5. Nerverna* (1:04)
Come with me, to the next song on the B-side, titled: Nerverna*. The intro reminds me of some of the minimalistic synth, or actually, coldwave that have been released in the 80’s. Remove the synths, add an edge of noisy rock, garage and a lent hand from the post-punk domains. One of their slowest songs yet, very unmelodious at its heart but very short. Almost as if you’d incorporate as many elements as possible into a smaller segment, like a no-wave skit with every influence you could find. However, the explosiveness beneath the instruments in this song is really great and takes me to a whole other dimension. It reinforces the laziness in me to some degree but at the same time wants me to flail my arms to the left and the right.

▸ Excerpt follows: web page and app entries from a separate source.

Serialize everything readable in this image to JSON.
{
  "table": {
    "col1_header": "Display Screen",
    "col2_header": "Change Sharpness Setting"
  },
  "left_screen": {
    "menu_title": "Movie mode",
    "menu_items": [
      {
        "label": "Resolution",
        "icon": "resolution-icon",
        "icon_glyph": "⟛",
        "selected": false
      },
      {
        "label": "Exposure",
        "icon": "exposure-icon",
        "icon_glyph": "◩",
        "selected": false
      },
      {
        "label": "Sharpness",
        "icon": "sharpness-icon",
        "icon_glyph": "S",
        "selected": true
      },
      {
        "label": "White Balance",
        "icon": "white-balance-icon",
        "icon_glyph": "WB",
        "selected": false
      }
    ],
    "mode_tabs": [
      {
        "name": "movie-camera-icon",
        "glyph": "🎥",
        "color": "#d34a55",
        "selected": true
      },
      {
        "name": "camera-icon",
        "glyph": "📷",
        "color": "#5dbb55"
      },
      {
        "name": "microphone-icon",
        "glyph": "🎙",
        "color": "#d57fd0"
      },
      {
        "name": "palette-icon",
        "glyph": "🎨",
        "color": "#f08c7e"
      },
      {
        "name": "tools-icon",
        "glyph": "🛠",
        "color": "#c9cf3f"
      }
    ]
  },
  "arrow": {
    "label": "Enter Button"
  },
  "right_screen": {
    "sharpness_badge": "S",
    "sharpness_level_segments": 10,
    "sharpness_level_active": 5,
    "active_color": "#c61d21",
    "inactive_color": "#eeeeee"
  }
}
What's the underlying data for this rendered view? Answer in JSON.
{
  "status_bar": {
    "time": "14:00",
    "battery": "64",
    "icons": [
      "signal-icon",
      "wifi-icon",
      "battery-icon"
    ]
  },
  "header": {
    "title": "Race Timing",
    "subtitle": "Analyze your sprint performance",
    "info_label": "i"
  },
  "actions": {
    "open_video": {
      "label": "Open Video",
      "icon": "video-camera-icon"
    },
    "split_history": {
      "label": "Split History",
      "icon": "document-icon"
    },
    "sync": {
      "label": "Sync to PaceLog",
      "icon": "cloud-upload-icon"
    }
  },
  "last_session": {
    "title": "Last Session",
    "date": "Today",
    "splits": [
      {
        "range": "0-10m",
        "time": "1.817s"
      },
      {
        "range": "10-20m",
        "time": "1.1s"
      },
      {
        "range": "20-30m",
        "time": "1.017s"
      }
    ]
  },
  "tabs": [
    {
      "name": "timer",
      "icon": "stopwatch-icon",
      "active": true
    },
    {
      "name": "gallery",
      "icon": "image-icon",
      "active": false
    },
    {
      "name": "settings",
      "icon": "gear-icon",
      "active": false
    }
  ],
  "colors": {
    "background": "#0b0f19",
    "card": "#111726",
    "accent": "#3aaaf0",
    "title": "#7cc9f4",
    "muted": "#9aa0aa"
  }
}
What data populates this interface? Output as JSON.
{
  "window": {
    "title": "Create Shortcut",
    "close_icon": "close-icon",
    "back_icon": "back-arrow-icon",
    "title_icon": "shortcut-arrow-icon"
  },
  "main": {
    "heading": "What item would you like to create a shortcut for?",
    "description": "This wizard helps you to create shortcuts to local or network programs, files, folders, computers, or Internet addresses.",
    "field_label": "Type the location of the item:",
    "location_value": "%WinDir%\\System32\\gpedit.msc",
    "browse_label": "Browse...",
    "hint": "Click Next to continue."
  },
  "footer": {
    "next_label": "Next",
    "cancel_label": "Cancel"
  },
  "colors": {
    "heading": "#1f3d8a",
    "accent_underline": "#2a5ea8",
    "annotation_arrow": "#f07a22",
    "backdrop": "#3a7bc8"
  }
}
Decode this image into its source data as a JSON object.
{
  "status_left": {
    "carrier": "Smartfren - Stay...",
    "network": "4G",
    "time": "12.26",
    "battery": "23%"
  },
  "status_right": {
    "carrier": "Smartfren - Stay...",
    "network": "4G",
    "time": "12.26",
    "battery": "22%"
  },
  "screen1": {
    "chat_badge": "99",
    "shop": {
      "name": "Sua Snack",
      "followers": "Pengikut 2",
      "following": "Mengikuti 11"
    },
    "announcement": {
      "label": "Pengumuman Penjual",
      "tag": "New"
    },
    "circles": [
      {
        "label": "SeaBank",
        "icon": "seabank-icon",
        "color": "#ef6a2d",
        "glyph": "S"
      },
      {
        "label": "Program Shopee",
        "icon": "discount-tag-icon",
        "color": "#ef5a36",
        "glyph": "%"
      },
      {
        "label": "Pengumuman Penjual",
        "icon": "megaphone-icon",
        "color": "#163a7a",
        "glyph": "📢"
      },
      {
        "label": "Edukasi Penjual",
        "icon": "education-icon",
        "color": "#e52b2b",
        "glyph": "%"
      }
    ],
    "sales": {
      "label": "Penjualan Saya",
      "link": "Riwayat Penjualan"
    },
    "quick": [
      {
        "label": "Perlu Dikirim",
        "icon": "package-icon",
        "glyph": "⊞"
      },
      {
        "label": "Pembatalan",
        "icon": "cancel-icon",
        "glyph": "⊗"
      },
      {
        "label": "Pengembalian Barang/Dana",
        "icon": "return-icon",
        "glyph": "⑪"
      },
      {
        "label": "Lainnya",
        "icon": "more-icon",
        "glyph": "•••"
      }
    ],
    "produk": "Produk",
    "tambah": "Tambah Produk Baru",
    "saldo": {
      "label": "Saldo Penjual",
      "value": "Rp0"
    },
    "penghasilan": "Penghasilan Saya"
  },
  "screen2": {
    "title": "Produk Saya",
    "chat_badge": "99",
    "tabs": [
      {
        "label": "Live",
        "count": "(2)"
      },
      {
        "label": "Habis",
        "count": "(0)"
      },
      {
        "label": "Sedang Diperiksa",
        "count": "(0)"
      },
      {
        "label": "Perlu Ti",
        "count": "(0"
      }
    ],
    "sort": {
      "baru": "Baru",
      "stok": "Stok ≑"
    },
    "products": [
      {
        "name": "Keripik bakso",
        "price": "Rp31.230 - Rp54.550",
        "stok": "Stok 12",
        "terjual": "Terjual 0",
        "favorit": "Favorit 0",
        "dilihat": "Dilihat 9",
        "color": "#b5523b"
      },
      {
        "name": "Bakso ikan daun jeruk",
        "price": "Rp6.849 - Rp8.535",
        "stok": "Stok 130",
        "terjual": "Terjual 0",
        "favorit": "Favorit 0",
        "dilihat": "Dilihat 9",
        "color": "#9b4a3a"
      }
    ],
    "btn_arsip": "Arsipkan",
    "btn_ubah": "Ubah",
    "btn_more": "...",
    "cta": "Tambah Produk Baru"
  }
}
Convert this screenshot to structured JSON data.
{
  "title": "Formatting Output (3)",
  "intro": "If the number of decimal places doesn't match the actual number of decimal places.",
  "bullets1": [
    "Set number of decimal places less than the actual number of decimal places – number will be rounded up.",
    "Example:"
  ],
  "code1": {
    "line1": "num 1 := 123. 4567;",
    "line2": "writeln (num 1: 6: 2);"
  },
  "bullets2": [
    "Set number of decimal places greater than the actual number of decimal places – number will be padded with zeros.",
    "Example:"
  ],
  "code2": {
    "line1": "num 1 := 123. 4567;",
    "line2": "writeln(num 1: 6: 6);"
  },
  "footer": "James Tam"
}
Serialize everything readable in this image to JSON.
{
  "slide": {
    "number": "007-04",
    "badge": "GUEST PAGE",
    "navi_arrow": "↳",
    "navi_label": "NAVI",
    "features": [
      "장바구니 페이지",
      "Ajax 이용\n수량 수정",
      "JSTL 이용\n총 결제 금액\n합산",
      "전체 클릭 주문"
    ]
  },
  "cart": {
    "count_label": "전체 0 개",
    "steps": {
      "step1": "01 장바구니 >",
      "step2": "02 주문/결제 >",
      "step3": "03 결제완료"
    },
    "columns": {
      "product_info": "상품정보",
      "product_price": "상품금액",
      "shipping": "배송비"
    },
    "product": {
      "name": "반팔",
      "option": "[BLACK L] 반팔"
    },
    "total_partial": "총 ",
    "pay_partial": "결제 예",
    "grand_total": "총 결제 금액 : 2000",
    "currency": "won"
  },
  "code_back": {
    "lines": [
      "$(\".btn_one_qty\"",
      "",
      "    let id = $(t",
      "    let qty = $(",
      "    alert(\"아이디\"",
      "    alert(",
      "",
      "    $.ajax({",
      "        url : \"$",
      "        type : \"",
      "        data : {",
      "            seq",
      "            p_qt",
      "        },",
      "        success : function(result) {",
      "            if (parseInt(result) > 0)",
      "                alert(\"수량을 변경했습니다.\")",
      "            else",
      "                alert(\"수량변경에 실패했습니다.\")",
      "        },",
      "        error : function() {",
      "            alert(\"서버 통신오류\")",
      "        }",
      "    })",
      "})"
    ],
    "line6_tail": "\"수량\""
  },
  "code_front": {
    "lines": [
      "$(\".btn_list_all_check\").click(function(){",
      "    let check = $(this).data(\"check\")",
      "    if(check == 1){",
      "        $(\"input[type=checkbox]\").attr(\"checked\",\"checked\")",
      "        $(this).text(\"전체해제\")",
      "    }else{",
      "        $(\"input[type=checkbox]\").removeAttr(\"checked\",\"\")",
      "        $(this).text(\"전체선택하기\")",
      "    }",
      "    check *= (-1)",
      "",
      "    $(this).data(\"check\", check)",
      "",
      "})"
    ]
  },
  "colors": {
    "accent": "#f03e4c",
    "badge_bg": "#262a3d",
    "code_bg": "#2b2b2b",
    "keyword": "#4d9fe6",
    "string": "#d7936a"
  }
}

As if I’d put on an old and crackly record and try to play it in a slower speed, that’s what it feels like. I recommend that you’d have your favorite beer to this one, it’s ultimate goodness accompanied with beverages. This song is one I’d save for the campfire or right before you’d go to bed. I’m also stunned by the lyrics, since I can’t figure out the deeper meaning in them, but they sound poetic. The placement of it is great too, since I’m the kind of person that likes variety at times. Even though I think they could develop this further, I’ve got to give them a pat on the back for trying. They’re doing it good, but there’s something missing in the mix that I can’t really point out. Hopefully they’ll recognize it themselves, but since this is their first release, it’s sure a fresh breeze in a desert of decay.
6. Det sista jubileets basun (2:20)
Okay, phew, we’ve made it this far… we’re right now at the last song. It’s titled: Det sista jubileets basun. If you thought the first couple of songs had some Onkel Kånkel in them, you’re going to be surprised with this one. Revive them, ship them over to the 21st century and re-make some of their songs. I’m pretty sure one of them would turn out in this manner, maybe a little more primitive and edgy, but certainly it would cope with some of the instrumentals shown off in this song. But in terms of seriousness in the sound-scape, Rättens Krater don’t fit the picture completely. The reverb on the singer’s voice and the distorted back-up singing also shows the potential that they’ve managed to utter in this particular segment and release. I think they’ve done a marvelous job and this song, with its chorus and overall melodic content is surely a fitting end for these rockers from the North.
One of the more unique acts I’ve heard for a while and I hope they keep on going, because it would be sad if they’d turn out like the one-hit wonders of the past. With that said, I hope they don’t delve to far into their own obscurity. The lyrical content is also one of the best Swedish lyrics I’ve had the pleasure of listening to and trying to figure out. It’s not a no-brainer, it’s complex and it seems like they’ve put most of their effort into that. The sound-scape is the second one, which they’ve focused a lot on too. Somewhere between the line, there’s some sloppiness, but I think it’s more a part of their image and sound than anything else. Strong, sturdy, humor, insanity, dadaism and everything in between – only brought up in a whole other setting and climate. Rock on, boys, I’ll see you in the future.
My final judgement: 4/5
(great for a first release)